Anorak News | Bloody England

Bloody England

by | 20th, October 2003

‘“LIKE him, loathe him or both, you cannot ignore Sir Alex Ferguson,” writes Mick Hume in this morning’s Times.

Dallaglio reminds the South Africans who’s number one

And so we turn our attention immediately to rugby where England are still basking in their World Cup win against South Africa, which has opened up a clear route to the semi-final.

With 36 hours to digest England’s below-par performance, the Independent suggests that the team which will be most worried by the game in Perth are the All Blacks.

They will almost certainly come up against the Springboks in Melbourne on November 8 where the two sides “will write another chapter of the most compelling, not to say bloody, story this most myth-laden of sports has ever concocted for itself and its adherents”.

Certainly, England forwards coach Andy Robinson was happy to talk up South Africa’s chances.

“We had a strong idea they would be good,” he said. “As it turns out, they are back to their best.”

But England will also have a few things to worry about, most notably up front, where Phil Vickery struggled in the scrum and Lewis Moody conceded too many penalties and too much ball in the loose.

However, while England have a points-scoring machine in Johnny Wilkinson, the Telegraph insists they will be a side to fear.

South African captain Corne Krige said of the 25-6 defeat: “You can look at this two ways.
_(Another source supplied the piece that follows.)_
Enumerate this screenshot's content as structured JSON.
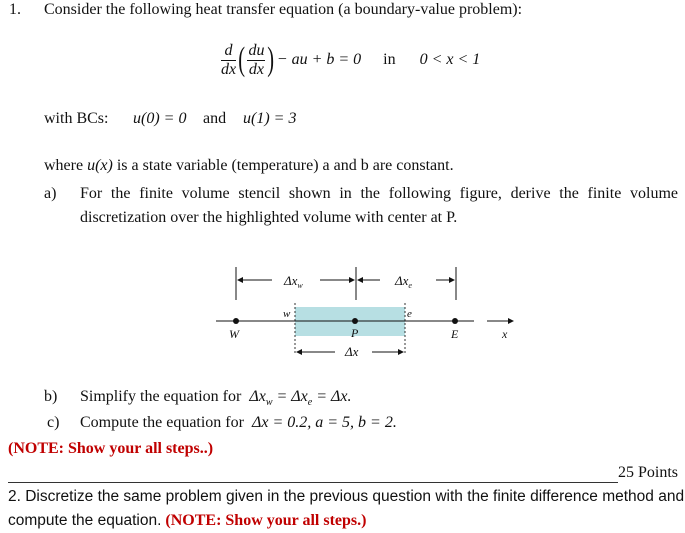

Maybe we have managed to create a bit of doubt in their minds and so given other teams hope.

“But England showed that, under difficult circumstances, they can take the points. When it came to the crunch, we didn’t. It was a cruel scoreboard.”

Although Will Greenwood left immediately after the game to return to England to be with his pregnant wife Caro, there was good news for England after it was announced that Laurence Dallaglio would not face action for giving Springbok wing Thinus Delport “a bit of a slap”.

And so to football, and Mick Hume was right. It is impossible to ignore Sir Alex Ferguson – but only because the Guardian reports that the FA are fuming that Manchester United have not yet handed over Rio Ferdinand’s mobile phone records.

Two Sunday papers yesterday published details of the calls that the England centre-half made while he was supposed to be at a routine drugs test and while his phone was said to have been turned off.

“The FA is now considering charging Ferdinand with wilfully evading a drugs test without waiting for the phone records to be produced,” it says.

If convicted, a ban of at least a year seems inevitable.’

Posted: 20th, October 2003 | In: Back pages Comment | TrackBack | Permalink